Who knows what kind of story Mark is telling here, but the enormously moving part of it, I think, is the part where Jesus takes the little girl's hand and says, "Talitha cum"—"Little girl, get up"—and suddenly we ourselves are the little girl.

Little girl. Old girl. Old boy. Old boys and girls with high blood pressure and arthritis, and young boys and girls with tattoos and body piercing. You who believe, and you who sometimes believe and sometimes don't believe much of anything, and you who would give almost anything to believe if only you could. You happy ones and you who can hardly remember what it was like once to be happy. You who know where you're going and how to get there and you who much of the time aren't sure you're getting anywhere. "Get up," he says, all of you—all of you!—and the power that is in him is the power to give life not just to the dead like the child, but to those who are only partly alive, which is to say to people like you and me who much of the time live with our lives closed to the wild beauty and miracle of things, including the wild beauty and miracle of every day we live and even of ourselves.

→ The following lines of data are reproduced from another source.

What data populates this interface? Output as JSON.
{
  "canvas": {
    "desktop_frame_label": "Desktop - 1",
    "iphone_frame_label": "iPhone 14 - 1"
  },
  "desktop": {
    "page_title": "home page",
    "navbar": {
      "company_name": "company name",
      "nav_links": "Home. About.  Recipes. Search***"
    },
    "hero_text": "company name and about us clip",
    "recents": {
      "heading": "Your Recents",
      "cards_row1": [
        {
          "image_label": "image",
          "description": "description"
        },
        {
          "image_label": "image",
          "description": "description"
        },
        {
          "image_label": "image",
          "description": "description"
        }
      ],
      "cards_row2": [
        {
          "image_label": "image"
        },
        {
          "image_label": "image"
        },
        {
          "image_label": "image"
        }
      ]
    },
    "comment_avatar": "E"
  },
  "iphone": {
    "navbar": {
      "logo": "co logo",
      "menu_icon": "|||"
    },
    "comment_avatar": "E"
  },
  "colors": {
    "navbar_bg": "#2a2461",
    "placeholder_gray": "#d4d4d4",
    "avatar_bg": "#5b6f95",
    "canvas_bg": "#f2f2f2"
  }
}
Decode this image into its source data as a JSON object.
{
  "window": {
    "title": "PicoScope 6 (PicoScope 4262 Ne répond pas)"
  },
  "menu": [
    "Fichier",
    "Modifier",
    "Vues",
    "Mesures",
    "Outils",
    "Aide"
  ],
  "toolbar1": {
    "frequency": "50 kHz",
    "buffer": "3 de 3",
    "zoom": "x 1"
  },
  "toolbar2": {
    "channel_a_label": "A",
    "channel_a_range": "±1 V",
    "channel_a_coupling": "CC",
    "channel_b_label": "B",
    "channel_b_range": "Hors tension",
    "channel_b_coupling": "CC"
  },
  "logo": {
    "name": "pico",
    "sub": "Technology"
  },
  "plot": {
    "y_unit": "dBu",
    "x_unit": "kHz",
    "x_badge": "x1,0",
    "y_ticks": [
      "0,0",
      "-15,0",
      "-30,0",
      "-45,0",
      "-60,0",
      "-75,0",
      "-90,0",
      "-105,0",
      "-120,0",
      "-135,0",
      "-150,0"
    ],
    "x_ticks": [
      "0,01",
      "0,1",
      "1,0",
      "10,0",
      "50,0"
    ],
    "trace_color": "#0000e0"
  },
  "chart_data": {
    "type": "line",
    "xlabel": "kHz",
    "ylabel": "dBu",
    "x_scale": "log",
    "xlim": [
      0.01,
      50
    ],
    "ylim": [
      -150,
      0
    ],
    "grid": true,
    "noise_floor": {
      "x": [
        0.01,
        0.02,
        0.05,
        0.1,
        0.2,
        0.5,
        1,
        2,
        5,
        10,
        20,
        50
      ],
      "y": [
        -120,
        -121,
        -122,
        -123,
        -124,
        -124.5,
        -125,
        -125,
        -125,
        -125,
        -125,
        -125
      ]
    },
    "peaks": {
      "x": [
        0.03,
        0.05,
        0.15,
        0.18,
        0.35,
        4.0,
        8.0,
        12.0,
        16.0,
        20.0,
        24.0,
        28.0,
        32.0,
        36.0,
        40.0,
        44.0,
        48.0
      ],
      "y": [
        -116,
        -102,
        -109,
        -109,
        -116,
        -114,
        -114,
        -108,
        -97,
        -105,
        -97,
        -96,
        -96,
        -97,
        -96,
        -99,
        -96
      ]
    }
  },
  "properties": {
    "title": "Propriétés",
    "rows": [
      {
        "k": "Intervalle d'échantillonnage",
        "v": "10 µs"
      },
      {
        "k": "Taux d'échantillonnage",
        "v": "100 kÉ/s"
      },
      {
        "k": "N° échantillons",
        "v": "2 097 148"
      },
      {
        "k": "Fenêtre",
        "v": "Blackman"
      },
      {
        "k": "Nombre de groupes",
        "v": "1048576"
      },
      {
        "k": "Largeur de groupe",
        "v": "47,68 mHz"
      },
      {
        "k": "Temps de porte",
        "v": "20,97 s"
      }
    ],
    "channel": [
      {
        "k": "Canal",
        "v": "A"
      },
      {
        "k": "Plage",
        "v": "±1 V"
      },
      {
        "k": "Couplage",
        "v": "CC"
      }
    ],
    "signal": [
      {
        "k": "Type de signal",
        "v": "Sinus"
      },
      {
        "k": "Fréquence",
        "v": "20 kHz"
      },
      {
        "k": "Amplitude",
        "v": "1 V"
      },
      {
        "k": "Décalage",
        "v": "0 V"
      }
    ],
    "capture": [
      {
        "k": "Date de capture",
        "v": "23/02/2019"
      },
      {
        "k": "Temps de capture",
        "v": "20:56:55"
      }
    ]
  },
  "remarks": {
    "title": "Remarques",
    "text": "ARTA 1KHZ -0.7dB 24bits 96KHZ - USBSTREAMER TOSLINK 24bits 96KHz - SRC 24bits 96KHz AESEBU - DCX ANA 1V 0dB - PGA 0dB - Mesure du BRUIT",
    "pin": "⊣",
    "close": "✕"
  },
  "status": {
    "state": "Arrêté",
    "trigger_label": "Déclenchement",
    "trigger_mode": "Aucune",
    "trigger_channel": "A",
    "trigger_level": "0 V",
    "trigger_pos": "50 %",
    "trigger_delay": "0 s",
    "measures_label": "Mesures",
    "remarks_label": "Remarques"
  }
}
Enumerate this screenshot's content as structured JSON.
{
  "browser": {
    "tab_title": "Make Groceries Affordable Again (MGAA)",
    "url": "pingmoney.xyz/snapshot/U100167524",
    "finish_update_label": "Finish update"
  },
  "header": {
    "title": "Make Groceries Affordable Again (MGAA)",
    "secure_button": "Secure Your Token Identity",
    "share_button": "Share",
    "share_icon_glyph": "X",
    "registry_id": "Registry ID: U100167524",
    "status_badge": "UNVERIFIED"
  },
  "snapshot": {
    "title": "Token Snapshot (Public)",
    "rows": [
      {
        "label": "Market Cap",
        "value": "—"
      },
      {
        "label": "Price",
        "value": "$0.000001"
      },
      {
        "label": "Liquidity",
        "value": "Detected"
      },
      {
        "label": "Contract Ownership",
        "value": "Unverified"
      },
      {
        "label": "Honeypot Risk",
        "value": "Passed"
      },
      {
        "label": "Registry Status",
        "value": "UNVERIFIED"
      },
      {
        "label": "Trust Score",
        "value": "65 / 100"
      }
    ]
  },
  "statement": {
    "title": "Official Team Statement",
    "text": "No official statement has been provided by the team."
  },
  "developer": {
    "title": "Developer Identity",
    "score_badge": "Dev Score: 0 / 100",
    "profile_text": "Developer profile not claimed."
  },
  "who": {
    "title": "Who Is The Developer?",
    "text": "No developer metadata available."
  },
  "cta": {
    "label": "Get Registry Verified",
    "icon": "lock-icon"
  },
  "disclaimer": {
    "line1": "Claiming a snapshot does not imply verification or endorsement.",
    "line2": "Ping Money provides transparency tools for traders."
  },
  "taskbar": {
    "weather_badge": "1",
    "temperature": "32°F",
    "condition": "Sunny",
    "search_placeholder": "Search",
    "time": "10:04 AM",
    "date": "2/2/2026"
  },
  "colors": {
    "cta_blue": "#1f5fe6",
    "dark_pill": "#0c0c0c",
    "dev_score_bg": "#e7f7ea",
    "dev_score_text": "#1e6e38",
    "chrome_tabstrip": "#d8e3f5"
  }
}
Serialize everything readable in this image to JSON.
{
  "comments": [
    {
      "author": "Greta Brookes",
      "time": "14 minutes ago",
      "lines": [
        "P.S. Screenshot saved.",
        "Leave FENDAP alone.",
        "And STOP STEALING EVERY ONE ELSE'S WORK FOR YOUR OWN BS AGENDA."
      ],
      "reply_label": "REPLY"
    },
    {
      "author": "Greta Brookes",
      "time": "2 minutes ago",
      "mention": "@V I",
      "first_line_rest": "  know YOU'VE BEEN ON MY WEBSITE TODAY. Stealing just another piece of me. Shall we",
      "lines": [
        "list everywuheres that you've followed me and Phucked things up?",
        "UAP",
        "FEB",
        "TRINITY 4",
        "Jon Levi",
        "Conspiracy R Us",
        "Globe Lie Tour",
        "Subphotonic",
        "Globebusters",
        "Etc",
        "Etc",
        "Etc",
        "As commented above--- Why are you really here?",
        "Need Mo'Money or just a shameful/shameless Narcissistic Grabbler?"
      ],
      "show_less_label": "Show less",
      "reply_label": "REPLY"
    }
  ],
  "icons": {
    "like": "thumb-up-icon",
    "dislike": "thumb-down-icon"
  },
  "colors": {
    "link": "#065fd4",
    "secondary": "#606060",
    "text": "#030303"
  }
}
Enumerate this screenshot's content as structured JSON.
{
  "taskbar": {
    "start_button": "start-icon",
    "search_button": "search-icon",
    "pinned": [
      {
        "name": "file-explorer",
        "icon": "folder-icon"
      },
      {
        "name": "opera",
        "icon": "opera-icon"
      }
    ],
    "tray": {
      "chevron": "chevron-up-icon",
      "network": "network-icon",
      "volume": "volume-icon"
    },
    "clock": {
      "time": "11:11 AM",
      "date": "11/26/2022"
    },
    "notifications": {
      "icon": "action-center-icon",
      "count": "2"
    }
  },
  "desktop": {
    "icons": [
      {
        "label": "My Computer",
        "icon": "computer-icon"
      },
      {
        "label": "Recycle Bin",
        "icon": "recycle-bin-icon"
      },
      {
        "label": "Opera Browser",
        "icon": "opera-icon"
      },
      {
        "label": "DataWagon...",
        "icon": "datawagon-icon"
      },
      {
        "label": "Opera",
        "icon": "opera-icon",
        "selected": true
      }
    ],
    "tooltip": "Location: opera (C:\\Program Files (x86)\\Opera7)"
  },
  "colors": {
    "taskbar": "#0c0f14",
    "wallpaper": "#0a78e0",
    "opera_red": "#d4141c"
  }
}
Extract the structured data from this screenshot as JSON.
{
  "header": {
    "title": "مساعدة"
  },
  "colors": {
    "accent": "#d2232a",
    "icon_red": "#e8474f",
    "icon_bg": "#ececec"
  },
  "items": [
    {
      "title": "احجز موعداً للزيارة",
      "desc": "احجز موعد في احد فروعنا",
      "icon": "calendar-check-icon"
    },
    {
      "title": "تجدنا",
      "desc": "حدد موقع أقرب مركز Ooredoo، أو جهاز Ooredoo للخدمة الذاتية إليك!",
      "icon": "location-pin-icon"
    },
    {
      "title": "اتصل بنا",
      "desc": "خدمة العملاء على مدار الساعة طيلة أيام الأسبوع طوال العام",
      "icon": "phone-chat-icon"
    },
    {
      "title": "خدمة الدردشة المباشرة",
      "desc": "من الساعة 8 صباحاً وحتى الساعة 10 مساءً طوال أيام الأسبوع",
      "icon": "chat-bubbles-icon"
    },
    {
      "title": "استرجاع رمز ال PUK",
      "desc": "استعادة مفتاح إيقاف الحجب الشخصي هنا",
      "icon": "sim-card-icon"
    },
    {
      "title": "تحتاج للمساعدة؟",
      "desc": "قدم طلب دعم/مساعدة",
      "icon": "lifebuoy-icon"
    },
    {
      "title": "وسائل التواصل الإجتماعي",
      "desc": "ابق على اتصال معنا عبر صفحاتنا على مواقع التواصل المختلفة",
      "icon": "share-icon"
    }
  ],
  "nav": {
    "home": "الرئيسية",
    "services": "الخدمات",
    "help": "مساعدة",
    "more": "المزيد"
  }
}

It is that life-giving power that is at the heart of this shadowy story about Jairus and the daughter he loved, and that I believe is at the heart of all our stories—the power of new life, new hope, new being, that whether we know it or not, I think, keeps us coming to places like this year after year in search of it. It is the power to get up even when getting up isn't all that easy for us anymore and to keep getting up and going on and on toward whatever it is, whoever he is, that all our lives long reaches out to take us by the hand.